Sharing of privileged accounts is a technique used by many IT teams, but one that can leave organisations vulnerable to a cyberattack.
Often used as a way to provide access for teams of privileged users, administrators, or applications, shared accounts involve a group of people using the same credentials to gain access. Unfortunately, lax shared-account management can lead to intentional, accidental, or indirect misuse that can undercut compliance efforts.
From embedded and hardcoded passwords to those used for message-passing between two applications, security gaps exist and they need to be managed. Password rotation is, of course, a best practice, but when left to a user’s own discretion it can be unreliable.
With shared accounts, changing passwords becomes an even bigger problem. There could be confusion about who changed the credentials, and the communication of updated passwords may be less than fully secure.
In addition, auditing and reporting information on session activities from shared accounts may be incomplete, because the individual responsible cannot be identified. This again reduces the overall security posture of the IT infrastructure as it is difficult to track accountability.
Improving shared account security
Thankfully, there are a range of ways shared account security can be improved without any unwanted impact on user productivity. Five ways this can be achieved are:
- Deploy an appliance-based or cloud-based solution to overcome the challenge:
Organisations require a security solution that offers privileged password and session management within a single hardened or virtual appliance. The chosen appliance needs to have wide-ranging compatibility covering a range of operating systems, databases, applications, and devices. The security team should be able to manage accounts for services, application-to-application (A2A), and application-to-database (A2DB), without the need to juggle multiple tools. Using appliances offers organisations a solution that is much easier to implement and maintain over the lifecycle of the solution.
Alternatively, cloud-based PAM solutions are becoming more commonly considered. In this case it should offer comparable if not the same level of functionality and support a distributed implementation that can be applied across separated networks.
- Have a system that allows automatic inventory workflows:
Once a distributed network discovery engine has been put in place, an organisation’s security team can identify and profile all users and services automatically and monitor their activity through unified management.
Many strong security policies go unenforced because policymakers are unaware that an asset or account even exists. Consistency comes from control, and control from knowledge. An automated discovery solution to regularly check for systems and accounts is the best way to ensure that nothing is missed.
- Monitor all active sessions:

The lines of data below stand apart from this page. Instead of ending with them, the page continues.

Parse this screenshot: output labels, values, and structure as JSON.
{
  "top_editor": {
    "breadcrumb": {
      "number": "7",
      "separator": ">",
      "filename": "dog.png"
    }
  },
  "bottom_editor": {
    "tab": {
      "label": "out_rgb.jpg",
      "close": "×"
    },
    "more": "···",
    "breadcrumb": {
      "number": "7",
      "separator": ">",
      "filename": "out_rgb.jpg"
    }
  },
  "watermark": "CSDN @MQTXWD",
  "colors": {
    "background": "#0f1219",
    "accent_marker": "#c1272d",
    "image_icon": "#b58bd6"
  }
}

For a platform to put full control into the hands of the security team, it needs to record every activity initiated by a privileged session. Real-time information can be relayed through a proxy session monitoring service for Secure Shell or remote access protocols, without revealing passwords at any stage. Such monitoring capabilities should be rich enough to allow threat assessors to view a playback of the session for auditing or forensic purposes, therefore meeting a range of compliance standards.

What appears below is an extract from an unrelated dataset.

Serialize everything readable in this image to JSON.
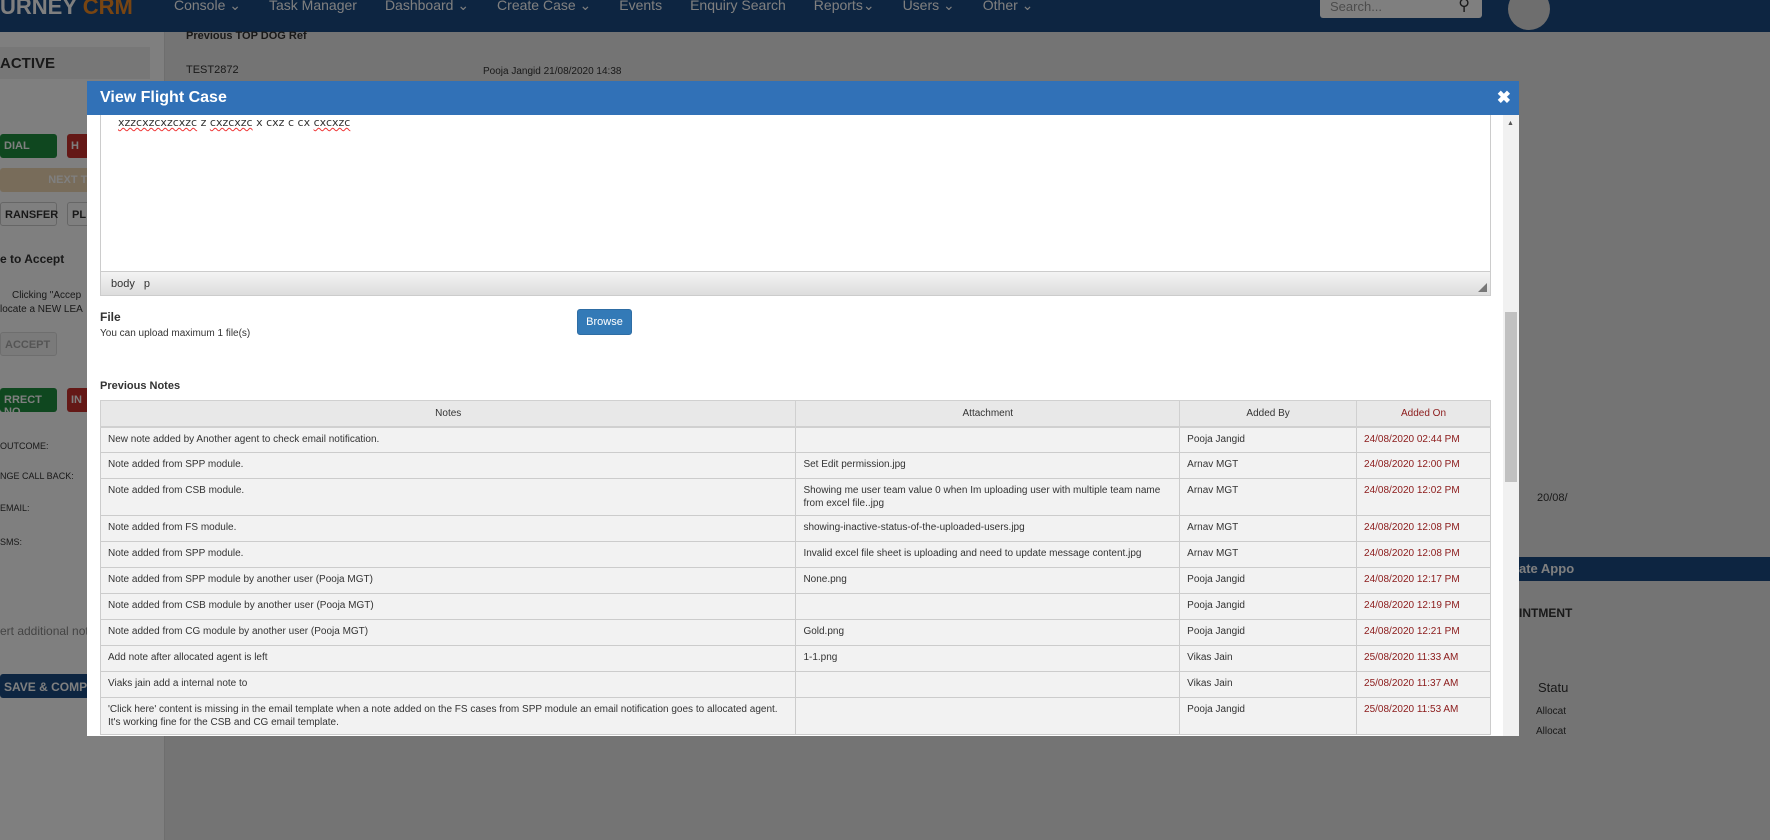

- Deploy the right desktop tools:
Standardisation is an argument that spans many subsections of the IT world. When it comes to security, there can be an enterprise-wide threat posture caused by having policies and practices that are not easy to follow for all employees. For this reason, complex new workflows should be avoided wherever it’s possible to do so. Continual authentication to a security layer when accessing different applications is not ideal, so the account management system should support standard tools such as PuTTY, RDP, SSH and Microsoft Terminal Services Client.
- Ensure comprehensive analytics and reporting capabilities are in place:

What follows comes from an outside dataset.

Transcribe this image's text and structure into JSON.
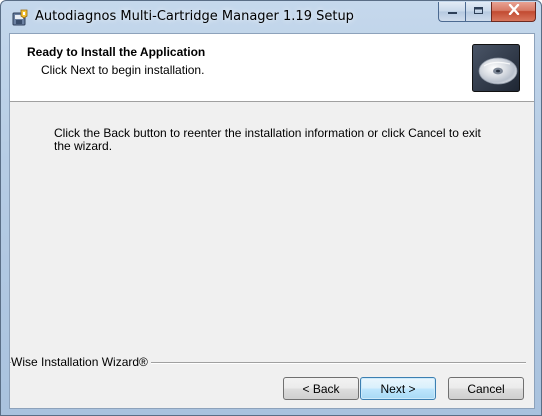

All key decision makers prefer to have single points of reference for their data. Whatever metrics are being used to monitor security, they should be presented in a single dashboard, in a clear, intuitive format. Everything from details about privileged accounts and passwords to expiry dates, remote access tools, SSH keys, and service accounts should be readily accessible by the security team. This will allow the team to take timely action to prevent issues before they cause disruption or losses.
Effectively securing shared privileged accounts can be a complex thing to achieve, but it can be made much easier if the right management tools are in place. Once this has been achieved, the benefits of shared accounts can be enjoyed while security gaps are minimised.